Apparently John Lee Hancock, the “mastermind” behind The Blind Side and Disney’s The Alamo, has been trying to get this movie made since the 1993. Steven Spielberg ultimately passed on the material because he thought it was “too dark”, but maybe he simply thought the material was “too dull.” Regardless, the movie all but died on the shelf but twenty-eight years later it’s back. Sometimes, dead is better. Unfortunately, Hollywood hates killing off any opportunity to make a little extra cheddar, so what we ended up with is an undercooked, mundane serial killer thriller that might have existed with a shred of novelty if we hadn’t already seen Se7en, Zodiac and pretty much every other post 90s true crime docuseries or drama in existence. Denzel Washington and Rami Malek play the country’s least interesting cops in search of a serial killer that is most probably Jared Leto, his character not the actual real life Jared Leto. The film builds up this C+ mystery only to flounder into a half-assed, self-serious examination of the toll violent murder investigations take on detective’s personal lives. It also would have played much better before 2020 and #defundthepolice. The performances are mediocre to weak across the boards, with Denzel phoning it in harder than he ever has and Malek inexplicably thinking his character is half-lizard.

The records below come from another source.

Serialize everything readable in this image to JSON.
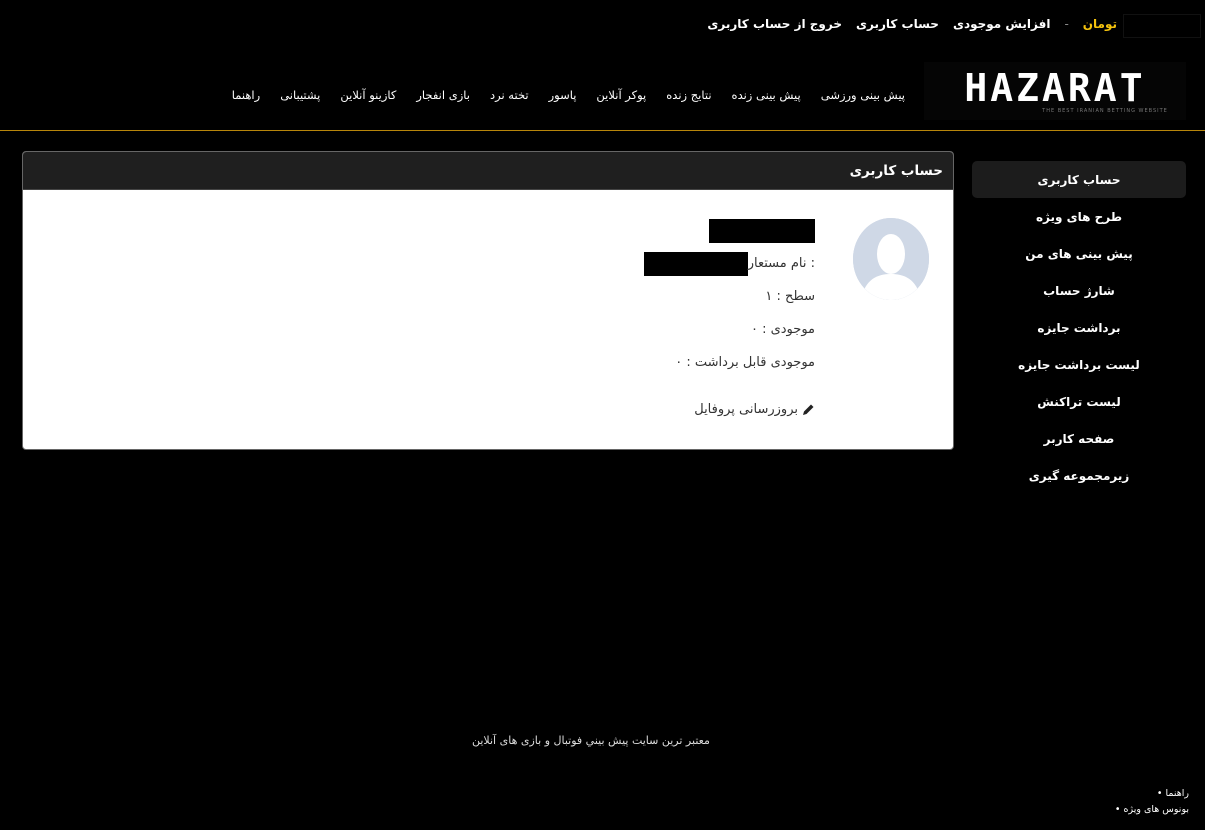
{
  "topbar": {
    "currency": "تومان",
    "separator": "-",
    "increase_balance": "افزایش موجودی",
    "account": "حساب کاربری",
    "logout": "خروج از حساب کاربری"
  },
  "logo": {
    "text": "HAZARAT",
    "tagline": "THE BEST IRANIAN BETTING WEBSITE"
  },
  "nav": [
    "پیش بینی ورزشی",
    "پیش بینی زنده",
    "نتایج زنده",
    "پوکر آنلاین",
    "پاسور",
    "تخته نرد",
    "بازی انفجار",
    "کازینو آنلاین",
    "پشتیبانی",
    "راهنما"
  ],
  "sidebar": [
    "حساب کاربری",
    "طرح های ویژه",
    "پیش بینی های من",
    "شارژ حساب",
    "برداشت جایزه",
    "لیست برداشت جایزه",
    "لیست تراکنش",
    "صفحه کاربر",
    "زیرمجموعه گیری"
  ],
  "card": {
    "title": "حساب کاربری",
    "nickname_label": "نام مستعار :",
    "level_label": "سطح : ۱",
    "balance_label": "موجودی : ۰",
    "withdrawable_label": "موجودی قابل برداشت : ۰",
    "edit_profile": "بروزرسانی پروفایل"
  },
  "footer": {
    "tagline": "معتبر ترین سایت پیش بيني فوتبال و بازی های آنلاین",
    "links": [
      "• راهنما",
      "• بونوس های ویژه"
    ]
  },
  "colors": {
    "accent": "#f4c20d",
    "divider": "#b8860b"
  }
}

You know you’re in serious trouble when Jared “throw spoogey condoms at co-stars and call it method acting” Leto is delivering the best performance of your movie, a startlingly mediocre but not awful showcase that has been inexplicably met with both Golden Globe and SAG award nominations. The movie’s visual style would be a plus if it wasn’t just a straight rip-off of David Fincher and cinematographer Harris Savides‘ work on Zodiac, a much more engaging, intelligent and suspenseful detective story than The Little Things could ever hope to be. Ultimately, this is a very forgettable crime story that isn’t even terrible enough to ironically watch. It’s just a lifeless dud. Grade: D+ (HBOMax)
Malcolm & Marie
I’ve been really enjoying the Euphoria one episode specials writer/director Sam Levinson and Zendaya have been dropping, so imagine my surprise and disappointment when their dialogue-driven single location film was such a bust. It’s not Zendaya and John David Washinton‘s fault, the poor things do the most they can with the characters. They’re playing possibly the two most insufferably self-obsessed and miserable people in Hollywood, no easy feat. While two awful characters can be the gateway to great drama, you have to develop them in a way where the audience is invested and we’re just left hating everything they do and every over-manufactured word they speak. The screenplay here is laughably overwrought, like Sorkin and Mamet fucked and had a hipster baby. How am I supposed to feel sorry for a self-assured breakout filmmaker who is throwing a ridiculously profanity-laden temper tantrum over getting a rave review from the LA Times because the journalist misinterpreted his work? How am I supposed to feel sorry for a woman who viciously emotionally abuses her successful partner because she’s jealous she didn’t get cast in the lead role? And who is so incapable of having an honest conversation about her feelings that she has to play him a Dionne Warwick song on her iPhone expressing her dilemma of loving him? Yes, the movie does bring up some very valid and important points about how black filmmakers and actors are often pigeon-holed into having to be political in their art, but it does it in a way that lacks the kind of nuance and indirectness dialogue-driven character pieces need in order to work. This is a very miserable and depressing way to spend two hours that doesn’t give you much of anything to take away. It’s saved in some part due to the strength of the two actors involved. I felt worse for them than their characters. Grace: C- (Netflix)